## [What the exercise asks]
This exercise calls for every record to be set down exactly.

## [Extracted material]
*-*-*

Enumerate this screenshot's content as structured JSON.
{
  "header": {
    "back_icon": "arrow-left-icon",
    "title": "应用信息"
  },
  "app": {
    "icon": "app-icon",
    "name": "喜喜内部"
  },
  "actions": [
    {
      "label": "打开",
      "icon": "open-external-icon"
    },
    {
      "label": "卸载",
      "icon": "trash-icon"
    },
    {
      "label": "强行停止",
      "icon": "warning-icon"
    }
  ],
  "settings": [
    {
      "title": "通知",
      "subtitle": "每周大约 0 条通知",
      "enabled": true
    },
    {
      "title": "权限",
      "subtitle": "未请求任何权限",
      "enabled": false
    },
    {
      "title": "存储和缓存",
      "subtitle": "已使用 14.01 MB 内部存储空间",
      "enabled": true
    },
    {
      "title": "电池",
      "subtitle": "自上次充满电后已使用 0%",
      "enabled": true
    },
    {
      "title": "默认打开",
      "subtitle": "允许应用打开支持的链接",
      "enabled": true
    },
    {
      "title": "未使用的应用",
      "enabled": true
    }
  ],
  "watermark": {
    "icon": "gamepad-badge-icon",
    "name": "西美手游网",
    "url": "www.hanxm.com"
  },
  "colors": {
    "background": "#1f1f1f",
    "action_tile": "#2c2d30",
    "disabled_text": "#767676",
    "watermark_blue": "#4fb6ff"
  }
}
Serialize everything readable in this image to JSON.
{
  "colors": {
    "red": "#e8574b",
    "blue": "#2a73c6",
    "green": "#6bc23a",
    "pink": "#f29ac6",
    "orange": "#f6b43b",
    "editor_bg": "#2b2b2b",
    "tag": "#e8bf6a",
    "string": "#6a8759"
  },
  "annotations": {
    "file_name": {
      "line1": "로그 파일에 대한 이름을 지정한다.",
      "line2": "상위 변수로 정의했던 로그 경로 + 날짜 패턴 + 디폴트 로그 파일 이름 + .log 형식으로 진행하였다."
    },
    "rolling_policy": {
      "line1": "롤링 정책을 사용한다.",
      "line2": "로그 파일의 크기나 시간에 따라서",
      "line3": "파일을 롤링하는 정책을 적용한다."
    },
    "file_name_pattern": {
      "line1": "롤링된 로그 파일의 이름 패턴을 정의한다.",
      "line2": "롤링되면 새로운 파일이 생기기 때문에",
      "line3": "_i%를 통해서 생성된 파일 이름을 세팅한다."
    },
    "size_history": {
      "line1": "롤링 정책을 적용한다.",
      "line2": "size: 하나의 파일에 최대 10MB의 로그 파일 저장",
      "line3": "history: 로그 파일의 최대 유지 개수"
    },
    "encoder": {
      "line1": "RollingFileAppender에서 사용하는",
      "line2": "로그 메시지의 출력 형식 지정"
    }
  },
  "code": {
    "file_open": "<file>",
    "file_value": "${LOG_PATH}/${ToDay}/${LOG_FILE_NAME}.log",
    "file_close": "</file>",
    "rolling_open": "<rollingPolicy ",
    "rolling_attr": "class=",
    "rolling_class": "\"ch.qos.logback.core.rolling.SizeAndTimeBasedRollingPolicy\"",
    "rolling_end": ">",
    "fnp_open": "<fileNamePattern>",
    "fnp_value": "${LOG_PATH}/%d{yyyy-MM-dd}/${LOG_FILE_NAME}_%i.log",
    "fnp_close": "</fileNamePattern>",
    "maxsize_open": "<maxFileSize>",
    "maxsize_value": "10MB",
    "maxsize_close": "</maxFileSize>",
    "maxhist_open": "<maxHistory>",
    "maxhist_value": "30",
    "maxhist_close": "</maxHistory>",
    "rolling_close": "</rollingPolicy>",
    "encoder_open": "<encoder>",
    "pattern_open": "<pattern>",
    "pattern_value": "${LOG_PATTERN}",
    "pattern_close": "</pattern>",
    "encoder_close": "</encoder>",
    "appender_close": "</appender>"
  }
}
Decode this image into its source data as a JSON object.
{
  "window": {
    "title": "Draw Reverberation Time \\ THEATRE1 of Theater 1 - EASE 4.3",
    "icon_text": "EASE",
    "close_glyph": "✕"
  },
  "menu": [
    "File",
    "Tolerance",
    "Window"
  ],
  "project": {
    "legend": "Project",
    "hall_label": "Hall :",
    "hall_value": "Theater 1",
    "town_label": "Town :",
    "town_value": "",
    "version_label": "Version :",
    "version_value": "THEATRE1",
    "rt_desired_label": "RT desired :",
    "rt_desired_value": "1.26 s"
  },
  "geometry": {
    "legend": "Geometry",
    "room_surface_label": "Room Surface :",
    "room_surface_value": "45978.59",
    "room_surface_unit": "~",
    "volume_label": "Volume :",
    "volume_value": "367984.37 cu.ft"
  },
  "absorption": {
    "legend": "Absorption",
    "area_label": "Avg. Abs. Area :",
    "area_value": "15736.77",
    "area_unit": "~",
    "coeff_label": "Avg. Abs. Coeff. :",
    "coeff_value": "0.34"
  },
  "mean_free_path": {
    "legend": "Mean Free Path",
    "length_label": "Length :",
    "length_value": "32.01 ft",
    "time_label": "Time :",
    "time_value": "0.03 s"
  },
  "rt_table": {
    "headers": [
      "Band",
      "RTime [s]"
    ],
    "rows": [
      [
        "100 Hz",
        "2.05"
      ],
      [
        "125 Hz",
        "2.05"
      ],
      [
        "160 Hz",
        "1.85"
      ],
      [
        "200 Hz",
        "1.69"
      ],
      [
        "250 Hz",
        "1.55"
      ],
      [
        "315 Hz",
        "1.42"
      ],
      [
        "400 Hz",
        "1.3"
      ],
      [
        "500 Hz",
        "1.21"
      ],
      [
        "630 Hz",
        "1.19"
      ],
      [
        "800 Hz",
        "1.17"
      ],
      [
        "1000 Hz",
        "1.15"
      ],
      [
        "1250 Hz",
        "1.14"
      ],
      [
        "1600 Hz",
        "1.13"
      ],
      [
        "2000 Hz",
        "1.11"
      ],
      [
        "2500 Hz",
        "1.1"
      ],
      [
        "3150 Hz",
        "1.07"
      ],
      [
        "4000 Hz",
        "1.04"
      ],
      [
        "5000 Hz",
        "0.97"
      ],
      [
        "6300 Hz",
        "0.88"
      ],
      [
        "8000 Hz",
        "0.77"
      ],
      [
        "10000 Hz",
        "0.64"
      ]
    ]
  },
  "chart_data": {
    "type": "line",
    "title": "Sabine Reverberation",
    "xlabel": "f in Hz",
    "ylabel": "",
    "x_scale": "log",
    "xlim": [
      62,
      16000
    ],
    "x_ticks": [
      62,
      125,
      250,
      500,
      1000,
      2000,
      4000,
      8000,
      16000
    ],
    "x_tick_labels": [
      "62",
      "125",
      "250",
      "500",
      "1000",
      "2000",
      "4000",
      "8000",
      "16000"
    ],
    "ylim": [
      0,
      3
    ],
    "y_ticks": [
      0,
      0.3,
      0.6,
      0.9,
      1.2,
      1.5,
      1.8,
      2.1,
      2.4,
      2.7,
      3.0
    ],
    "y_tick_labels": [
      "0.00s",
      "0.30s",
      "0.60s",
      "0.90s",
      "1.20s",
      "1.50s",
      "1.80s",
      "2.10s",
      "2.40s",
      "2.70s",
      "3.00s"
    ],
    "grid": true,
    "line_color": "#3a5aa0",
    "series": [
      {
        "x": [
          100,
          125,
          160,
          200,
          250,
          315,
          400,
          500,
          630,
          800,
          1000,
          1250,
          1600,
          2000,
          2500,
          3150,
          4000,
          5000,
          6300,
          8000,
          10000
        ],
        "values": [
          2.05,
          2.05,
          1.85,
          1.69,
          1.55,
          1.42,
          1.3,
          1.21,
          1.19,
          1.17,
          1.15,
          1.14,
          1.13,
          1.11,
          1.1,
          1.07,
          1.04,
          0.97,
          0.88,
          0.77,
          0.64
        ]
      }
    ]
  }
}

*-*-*

## [Problem solution]
Enumerate this screenshot's content as structured JSON.
{
  "header": {
    "back_icon": "arrow-left-icon",
    "title": "应用信息"
  },
  "app": {
    "icon": "app-icon",
    "name": "喜喜内部"
  },
  "actions": [
    {
      "label": "打开",
      "icon": "open-external-icon"
    },
    {
      "label": "卸载",
      "icon": "trash-icon"
    },
    {
      "label": "强行停止",
      "icon": "warning-icon"
    }
  ],
  "settings": [
    {
      "title": "通知",
      "subtitle": "每周大约 0 条通知",
      "enabled": true
    },
    {
      "title": "权限",
      "subtitle": "未请求任何权限",
      "enabled": false
    },
    {
      "title": "存储和缓存",
      "subtitle": "已使用 14.01 MB 内部存储空间",
      "enabled": true
    },
    {
      "title": "电池",
      "subtitle": "自上次充满电后已使用 0%",
      "enabled": true
    },
    {
      "title": "默认打开",
      "subtitle": "允许应用打开支持的链接",
      "enabled": true
    },
    {
      "title": "未使用的应用",
      "enabled": true
    }
  ],
  "watermark": {
    "icon": "gamepad-badge-icon",
    "name": "西美手游网",
    "url": "www.hanxm.com"
  },
  "colors": {
    "background": "#1f1f1f",
    "action_tile": "#2c2d30",
    "disabled_text": "#767676",
    "watermark_blue": "#4fb6ff"
  }
}
Serialize everything readable in this image to JSON.
{
  "colors": {
    "red": "#e8574b",
    "blue": "#2a73c6",
    "green": "#6bc23a",
    "pink": "#f29ac6",
    "orange": "#f6b43b",
    "editor_bg": "#2b2b2b",
    "tag": "#e8bf6a",
    "string": "#6a8759"
  },
  "annotations": {
    "file_name": {
      "line1": "로그 파일에 대한 이름을 지정한다.",
      "line2": "상위 변수로 정의했던 로그 경로 + 날짜 패턴 + 디폴트 로그 파일 이름 + .log 형식으로 진행하였다."
    },
    "rolling_policy": {
      "line1": "롤링 정책을 사용한다.",
      "line2": "로그 파일의 크기나 시간에 따라서",
      "line3": "파일을 롤링하는 정책을 적용한다."
    },
    "file_name_pattern": {
      "line1": "롤링된 로그 파일의 이름 패턴을 정의한다.",
      "line2": "롤링되면 새로운 파일이 생기기 때문에",
      "line3": "_i%를 통해서 생성된 파일 이름을 세팅한다."
    },
    "size_history": {
      "line1": "롤링 정책을 적용한다.",
      "line2": "size: 하나의 파일에 최대 10MB의 로그 파일 저장",
      "line3": "history: 로그 파일의 최대 유지 개수"
    },
    "encoder": {
      "line1": "RollingFileAppender에서 사용하는",
      "line2": "로그 메시지의 출력 형식 지정"
    }
  },
  "code": {
    "file_open": "<file>",
    "file_value": "${LOG_PATH}/${ToDay}/${LOG_FILE_NAME}.log",
    "file_close": "</file>",
    "rolling_open": "<rollingPolicy ",
    "rolling_attr": "class=",
    "rolling_class": "\"ch.qos.logback.core.rolling.SizeAndTimeBasedRollingPolicy\"",
    "rolling_end": ">",
    "fnp_open": "<fileNamePattern>",
    "fnp_value": "${LOG_PATH}/%d{yyyy-MM-dd}/${LOG_FILE_NAME}_%i.log",
    "fnp_close": "</fileNamePattern>",
    "maxsize_open": "<maxFileSize>",
    "maxsize_value": "10MB",
    "maxsize_close": "</maxFileSize>",
    "maxhist_open": "<maxHistory>",
    "maxhist_value": "30",
    "maxhist_close": "</maxHistory>",
    "rolling_close": "</rollingPolicy>",
    "encoder_open": "<encoder>",
    "pattern_open": "<pattern>",
    "pattern_value": "${LOG_PATTERN}",
    "pattern_close": "</pattern>",
    "encoder_close": "</encoder>",
    "appender_close": "</appender>"
  }
}
Decode this image into its source data as a JSON object.
{
  "window": {
    "title": "Draw Reverberation Time \\ THEATRE1 of Theater 1 - EASE 4.3",
    "icon_text": "EASE",
    "close_glyph": "✕"
  },
  "menu": [
    "File",
    "Tolerance",
    "Window"
  ],
  "project": {
    "legend": "Project",
    "hall_label": "Hall :",
    "hall_value": "Theater 1",
    "town_label": "Town :",
    "town_value": "",
    "version_label": "Version :",
    "version_value": "THEATRE1",
    "rt_desired_label": "RT desired :",
    "rt_desired_value": "1.26 s"
  },
  "geometry": {
    "legend": "Geometry",
    "room_surface_label": "Room Surface :",
    "room_surface_value": "45978.59",
    "room_surface_unit": "~",
    "volume_label": "Volume :",
    "volume_value": "367984.37 cu.ft"
  },
  "absorption": {
    "legend": "Absorption",
    "area_label": "Avg. Abs. Area :",
    "area_value": "15736.77",
    "area_unit": "~",
    "coeff_label": "Avg. Abs. Coeff. :",
    "coeff_value": "0.34"
  },
  "mean_free_path": {
    "legend": "Mean Free Path",
    "length_label": "Length :",
    "length_value": "32.01 ft",
    "time_label": "Time :",
    "time_value": "0.03 s"
  },
  "rt_table": {
    "headers": [
      "Band",
      "RTime [s]"
    ],
    "rows": [
      [
        "100 Hz",
        "2.05"
      ],
      [
        "125 Hz",
        "2.05"
      ],
      [
        "160 Hz",
        "1.85"
      ],
      [
        "200 Hz",
        "1.69"
      ],
      [
        "250 Hz",
        "1.55"
      ],
      [
        "315 Hz",
        "1.42"
      ],
      [
        "400 Hz",
        "1.3"
      ],
      [
        "500 Hz",
        "1.21"
      ],
      [
        "630 Hz",
        "1.19"
      ],
      [
        "800 Hz",
        "1.17"
      ],
      [
        "1000 Hz",
        "1.15"
      ],
      [
        "1250 Hz",
        "1.14"
      ],
      [
        "1600 Hz",
        "1.13"
      ],
      [
        "2000 Hz",
        "1.11"
      ],
      [
        "2500 Hz",
        "1.1"
      ],
      [
        "3150 Hz",
        "1.07"
      ],
      [
        "4000 Hz",
        "1.04"
      ],
      [
        "5000 Hz",
        "0.97"
      ],
      [
        "6300 Hz",
        "0.88"
      ],
      [
        "8000 Hz",
        "0.77"
      ],
      [
        "10000 Hz",
        "0.64"
      ]
    ]
  },
  "chart_data": {
    "type": "line",
    "title": "Sabine Reverberation",
    "xlabel": "f in Hz",
    "ylabel": "",
    "x_scale": "log",
    "xlim": [
      62,
      16000
    ],
    "x_ticks": [
      62,
      125,
      250,
      500,
      1000,
      2000,
      4000,
      8000,
      16000
    ],
    "x_tick_labels": [
      "62",
      "125",
      "250",
      "500",
      "1000",
      "2000",
      "4000",
      "8000",
      "16000"
    ],
    "ylim": [
      0,
      3
    ],
    "y_ticks": [
      0,
      0.3,
      0.6,
      0.9,
      1.2,
      1.5,
      1.8,
      2.1,
      2.4,
      2.7,
      3.0
    ],
    "y_tick_labels": [
      "0.00s",
      "0.30s",
      "0.60s",
      "0.90s",
      "1.20s",
      "1.50s",
      "1.80s",
      "2.10s",
      "2.40s",
      "2.70s",
      "3.00s"
    ],
    "grid": true,
    "line_color": "#3a5aa0",
    "series": [
      {
        "x": [
          100,
          125,
          160,
          200,
          250,
          315,
          400,
          500,
          630,
          800,
          1000,
          1250,
          1600,
          2000,
          2500,
          3150,
          4000,
          5000,
          6300,
          8000,
          10000
        ],
        "values": [
          2.05,
          2.05,
          1.85,
          1.69,
          1.55,
          1.42,
          1.3,
          1.21,
          1.19,
          1.17,
          1.15,
          1.14,
          1.13,
          1.11,
          1.1,
          1.07,
          1.04,
          0.97,
          0.88,
          0.77,
          0.64
        ]
      }
    ]
  }
}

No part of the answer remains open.